## Exercise brief:
Give the whole listing below once more, exactly, without pictures.

── Given information ──

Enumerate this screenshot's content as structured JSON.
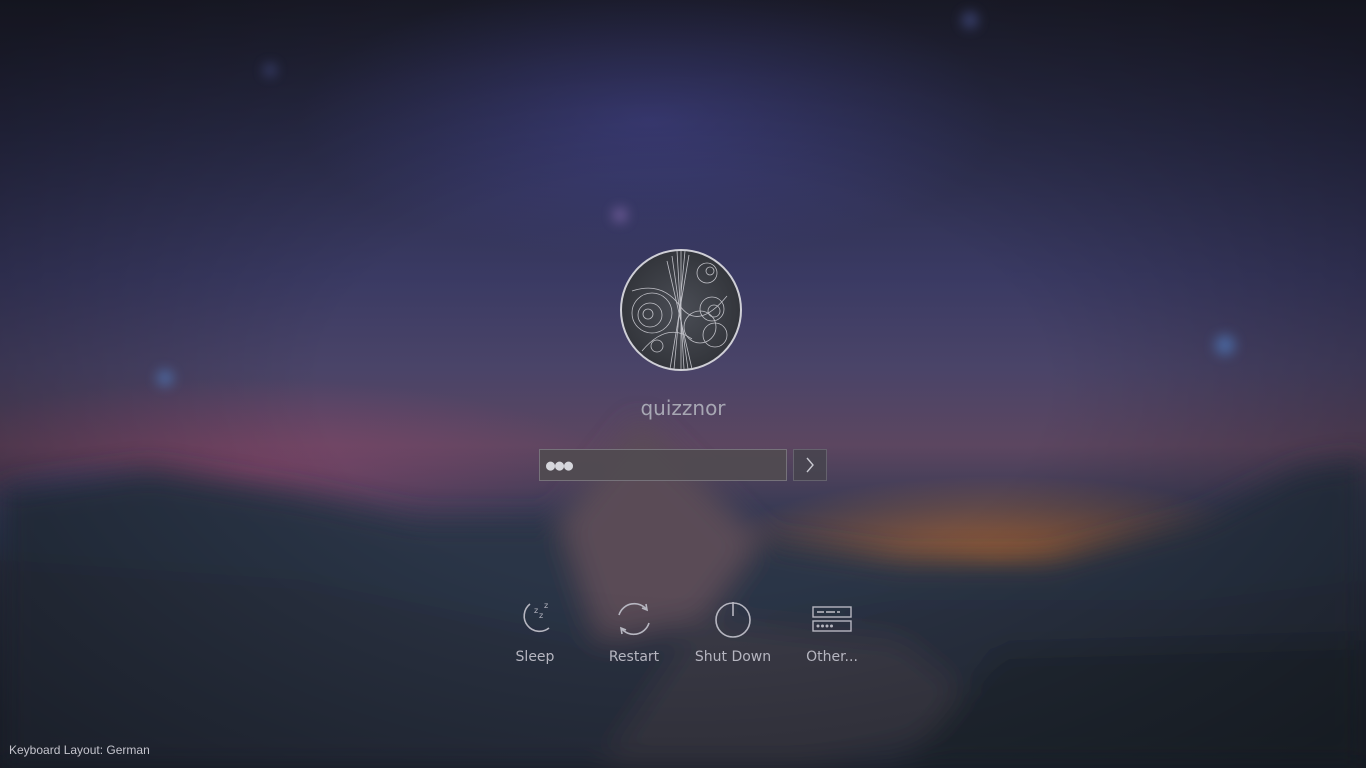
{
  "login": {
    "username": "quizznor",
    "password_masked": "●●●"
  },
  "actions": [
    {
      "id": "sleep",
      "label": "Sleep",
      "icon": "sleep-moon-icon"
    },
    {
      "id": "restart",
      "label": "Restart",
      "icon": "restart-icon"
    },
    {
      "id": "shutdown",
      "label": "Shut Down",
      "icon": "power-icon"
    },
    {
      "id": "other",
      "label": "Other...",
      "icon": "other-user-icon"
    }
  ],
  "footer": {
    "keyboard_layout": "Keyboard Layout: German"
  },
  "colors": {
    "label_text": "#b6b6c0",
    "input_bg": "#504b50",
    "horizon_orange": "#c46e2d"
  }
}
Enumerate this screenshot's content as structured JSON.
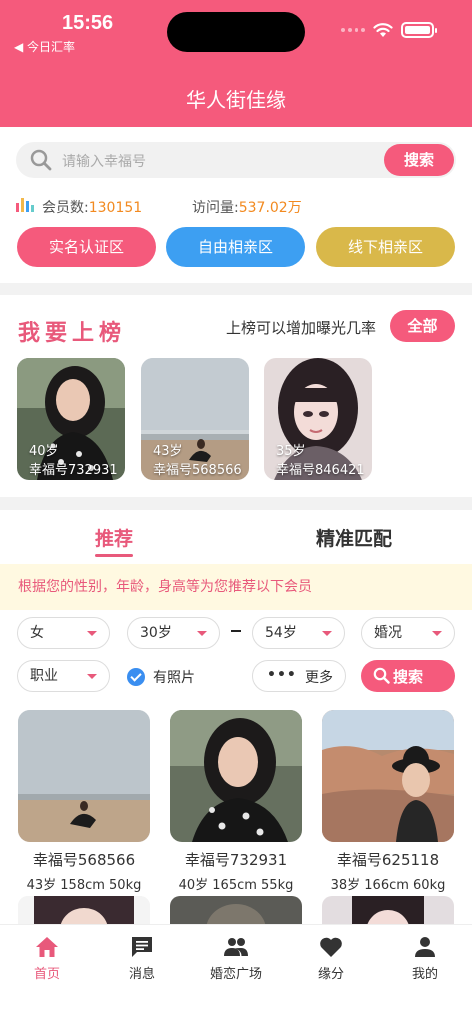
{
  "status_bar": {
    "time": "15:56",
    "back_app": "◀ 今日汇率"
  },
  "app_title": "华人街佳缘",
  "search": {
    "placeholder": "请输入幸福号",
    "button": "搜索"
  },
  "stats": {
    "members_label": "会员数:",
    "members_value": "130151",
    "visits_label": "访问量:",
    "visits_value": "537.02万"
  },
  "zones": [
    {
      "label": "实名认证区",
      "color": "#f55a7c"
    },
    {
      "label": "自由相亲区",
      "color": "#3d9ff2"
    },
    {
      "label": "线下相亲区",
      "color": "#d9b84a"
    }
  ],
  "ranking": {
    "title": "我要上榜",
    "tip": "上榜可以增加曝光几率",
    "all_button": "全部",
    "photos": [
      {
        "age": "40岁",
        "number": "幸福号732931"
      },
      {
        "age": "43岁",
        "number": "幸福号568566"
      },
      {
        "age": "35岁",
        "number": "幸福号846421"
      }
    ]
  },
  "recommend": {
    "tabs": [
      "推荐",
      "精准匹配"
    ],
    "notice": "根据您的性别，年龄，身高等为您推荐以下会员",
    "filters": {
      "gender": "女",
      "age_min": "30岁",
      "age_max": "54岁",
      "marital": "婚况",
      "job": "职业",
      "has_photo": "有照片",
      "more_dots": "•••",
      "more": "更多",
      "search": "搜索"
    },
    "members": [
      {
        "number": "幸福号568566",
        "info": "43岁 158cm 50kg"
      },
      {
        "number": "幸福号732931",
        "info": "40岁 165cm 55kg"
      },
      {
        "number": "幸福号625118",
        "info": "38岁 166cm 60kg"
      }
    ]
  },
  "tabbar": [
    {
      "label": "首页",
      "icon": "home-icon"
    },
    {
      "label": "消息",
      "icon": "message-icon"
    },
    {
      "label": "婚恋广场",
      "icon": "people-icon"
    },
    {
      "label": "缘分",
      "icon": "heart-icon"
    },
    {
      "label": "我的",
      "icon": "profile-icon"
    }
  ],
  "colors": {
    "brand": "#f55a7c",
    "accent_text": "#e8597b",
    "stat_value": "#f28a20"
  }
}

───

## Response to this exercise:
Enumerate this screenshot's content as structured JSON.
{
  "login": {
    "username": "quizznor",
    "password_masked": "●●●"
  },
  "actions": [
    {
      "id": "sleep",
      "label": "Sleep",
      "icon": "sleep-moon-icon"
    },
    {
      "id": "restart",
      "label": "Restart",
      "icon": "restart-icon"
    },
    {
      "id": "shutdown",
      "label": "Shut Down",
      "icon": "power-icon"
    },
    {
      "id": "other",
      "label": "Other...",
      "icon": "other-user-icon"
    }
  ],
  "footer": {
    "keyboard_layout": "Keyboard Layout: German"
  },
  "colors": {
    "label_text": "#b6b6c0",
    "input_bg": "#504b50",
    "horizon_orange": "#c46e2d"
  }
}
Enumerate this screenshot's content as structured JSON.
{
  "status_bar": {
    "time": "15:56",
    "back_app": "◀ 今日汇率"
  },
  "app_title": "华人街佳缘",
  "search": {
    "placeholder": "请输入幸福号",
    "button": "搜索"
  },
  "stats": {
    "members_label": "会员数:",
    "members_value": "130151",
    "visits_label": "访问量:",
    "visits_value": "537.02万"
  },
  "zones": [
    {
      "label": "实名认证区",
      "color": "#f55a7c"
    },
    {
      "label": "自由相亲区",
      "color": "#3d9ff2"
    },
    {
      "label": "线下相亲区",
      "color": "#d9b84a"
    }
  ],
  "ranking": {
    "title": "我要上榜",
    "tip": "上榜可以增加曝光几率",
    "all_button": "全部",
    "photos": [
      {
        "age": "40岁",
        "number": "幸福号732931"
      },
      {
        "age": "43岁",
        "number": "幸福号568566"
      },
      {
        "age": "35岁",
        "number": "幸福号846421"
      }
    ]
  },
  "recommend": {
    "tabs": [
      "推荐",
      "精准匹配"
    ],
    "notice": "根据您的性别，年龄，身高等为您推荐以下会员",
    "filters": {
      "gender": "女",
      "age_min": "30岁",
      "age_max": "54岁",
      "marital": "婚况",
      "job": "职业",
      "has_photo": "有照片",
      "more_dots": "•••",
      "more": "更多",
      "search": "搜索"
    },
    "members": [
      {
        "number": "幸福号568566",
        "info": "43岁 158cm 50kg"
      },
      {
        "number": "幸福号732931",
        "info": "40岁 165cm 55kg"
      },
      {
        "number": "幸福号625118",
        "info": "38岁 166cm 60kg"
      }
    ]
  },
  "tabbar": [
    {
      "label": "首页",
      "icon": "home-icon"
    },
    {
      "label": "消息",
      "icon": "message-icon"
    },
    {
      "label": "婚恋广场",
      "icon": "people-icon"
    },
    {
      "label": "缘分",
      "icon": "heart-icon"
    },
    {
      "label": "我的",
      "icon": "profile-icon"
    }
  ],
  "colors": {
    "brand": "#f55a7c",
    "accent_text": "#e8597b",
    "stat_value": "#f28a20"
  }
}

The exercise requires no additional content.